First musical selection: "The Twelve Days After Christmas"
The image at top is a 1904 drawing in pastel and gouache by Everett Shinn, called "Fourteenth Street at Christmas Time". This is what we'll be discussing today. Usually the Library of Congress hosts unedited files of its scans. I can tell someone has fiddled with this, though. the histogram gives it away.
See those vertical lines across the graph? That's a dead giveaway the image has been digitally edited. The lines are evenly spaced, too, so I know what that person did was a straightforward levels adjustment. This is now it appeared when I downloaded the image and cropped out the border. It's a shame, really. Because the histogram wasn't asjusted correctly. See the gap at the right end of the graph where there's no data at all? The white point is too far to the right, which gives the image a muddied appearance.
Normally the histogram would be the final edit anybody makes to an image. It's a point of no return; subsequent editing can't recover the data that gets changed this way. I played around with this one though, and didn't do anything else to the image. You'll see how this brings a little more life into it.
And to go with that, here's "Mrs. Claus Wants Some Lovin'"
The difference between this and the earlier version is most noticeable at the shop window and in the snow at the lower right corner. The downside is that we've lost more data in the meantime. Here's the new histogram; each of the vertical bars represents a brightness level between 0 and 255 where the image contains no data.
It's sad to encounter a good image that has already been edited in ways that make it impossible to get optimal results from later edits. This is a good demonstration of why it's best practice to maintain archival copies of digital images without any histogram alteration. Although I'm not against histogram adjustments, I do upload pre-histogram versions of edited files for recordkeeping purposes whenever possible. That way, if anyone wants to do additional work they don't have to choose between quality loss or completely starting over.
To go with this we have the most somber of today's selections: Simon and Garfunkel's "The Seven O' Clock News/Silent Night"
Just to see what else could happen, I also worked on the histogram with a couple of other tools. Curves and shadow/highlight allow for more sophisticated alteration than the levels tool. There are many possible ways to apply them, and I actually don't know what the artist's original looked like or what his intention was. So these are speculative changes. Yet it can be a useful exercise to work with different tools and see what one can do with them. First, the curves tool.
In spite of the somber tone of this scene, I do like the difference. So here's Shirley Temple singing "I Want A Hippopotamus for Christmas" while we look over the histogram for this edit.
The jagged appearance is a giveaway that this has been edited after a histogram change. I enhanced contrast toward the darker part of this image, which accounts for the change in its overall curvature.
One other thing we could try is the shadow/highlight tool. It performs sophisticated enhancements on the brightest and darkest ends of the histogram.
If you're interested in studying the artist's technique this version might be useful, but it brings out distracting information.
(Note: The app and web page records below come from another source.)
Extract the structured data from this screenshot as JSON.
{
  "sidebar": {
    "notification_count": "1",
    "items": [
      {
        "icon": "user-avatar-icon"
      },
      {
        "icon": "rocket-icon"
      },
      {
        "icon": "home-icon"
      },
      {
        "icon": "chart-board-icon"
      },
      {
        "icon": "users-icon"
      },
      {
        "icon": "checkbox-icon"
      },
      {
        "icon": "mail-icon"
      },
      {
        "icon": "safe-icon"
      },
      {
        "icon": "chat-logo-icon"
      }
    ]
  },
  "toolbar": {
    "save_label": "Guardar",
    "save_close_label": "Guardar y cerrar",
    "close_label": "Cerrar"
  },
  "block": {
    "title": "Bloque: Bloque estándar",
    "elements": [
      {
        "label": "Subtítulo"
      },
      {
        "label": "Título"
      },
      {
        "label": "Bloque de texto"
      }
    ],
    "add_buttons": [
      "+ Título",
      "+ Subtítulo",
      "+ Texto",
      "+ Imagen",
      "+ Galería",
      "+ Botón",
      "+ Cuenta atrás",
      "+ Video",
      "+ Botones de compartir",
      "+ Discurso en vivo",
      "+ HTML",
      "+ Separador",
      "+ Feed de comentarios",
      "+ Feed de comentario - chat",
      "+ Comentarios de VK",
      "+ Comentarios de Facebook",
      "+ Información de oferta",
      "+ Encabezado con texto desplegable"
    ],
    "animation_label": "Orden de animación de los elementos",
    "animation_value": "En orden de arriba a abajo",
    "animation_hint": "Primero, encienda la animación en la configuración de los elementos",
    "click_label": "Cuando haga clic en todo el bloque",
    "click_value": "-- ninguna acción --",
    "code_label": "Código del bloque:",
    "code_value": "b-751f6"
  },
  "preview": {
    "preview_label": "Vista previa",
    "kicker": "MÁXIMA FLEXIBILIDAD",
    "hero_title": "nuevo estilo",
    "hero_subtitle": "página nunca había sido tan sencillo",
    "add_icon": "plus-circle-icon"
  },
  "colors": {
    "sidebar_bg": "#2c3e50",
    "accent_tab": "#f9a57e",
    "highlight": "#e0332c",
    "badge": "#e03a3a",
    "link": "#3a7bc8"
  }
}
The emotional impact of this image seems to be in the contrast between the bright shop window and the poor peddler. A mass of shoppers cluster near the established stores while he struggles with his small cart of merchandise ankle deep in icy sludge. If the store window isn't bright enough it doesn't set off his misery. More than anything else, that hunch was what prompted me to look at the histogram in the first place. And the straightforward levels adjustment of my first edit seems to confirm that opinion. The curves and shadow/highlight tool edits were attempts to refine the idea. I didn't want either the snow or the cart to look too cheerful, but I wanted to keep that bright window looming above his head. Does it suggest a halo? Maybe he endures this to support a family.
Of course these are speculations that I wouldn't articulate on Wikipedia. Yet they're elements I do consider when working with an image. There's also an argument to be made that fine art shouldn't be restored at all. Yet this image was already edited before it was put online, and if my opinion is worth anything that edit wasn't done very carefully.
So since we're looking at histograms today, here's the histogram for the fourth version. I happen to like The Bobs (they're an underrated a capella group), so linking "Christmas in L.A." along with this.
Overall I prefer the third edit for this one, but am not quite sure which way to go. Seeking opinions and input. Your voice is welcome.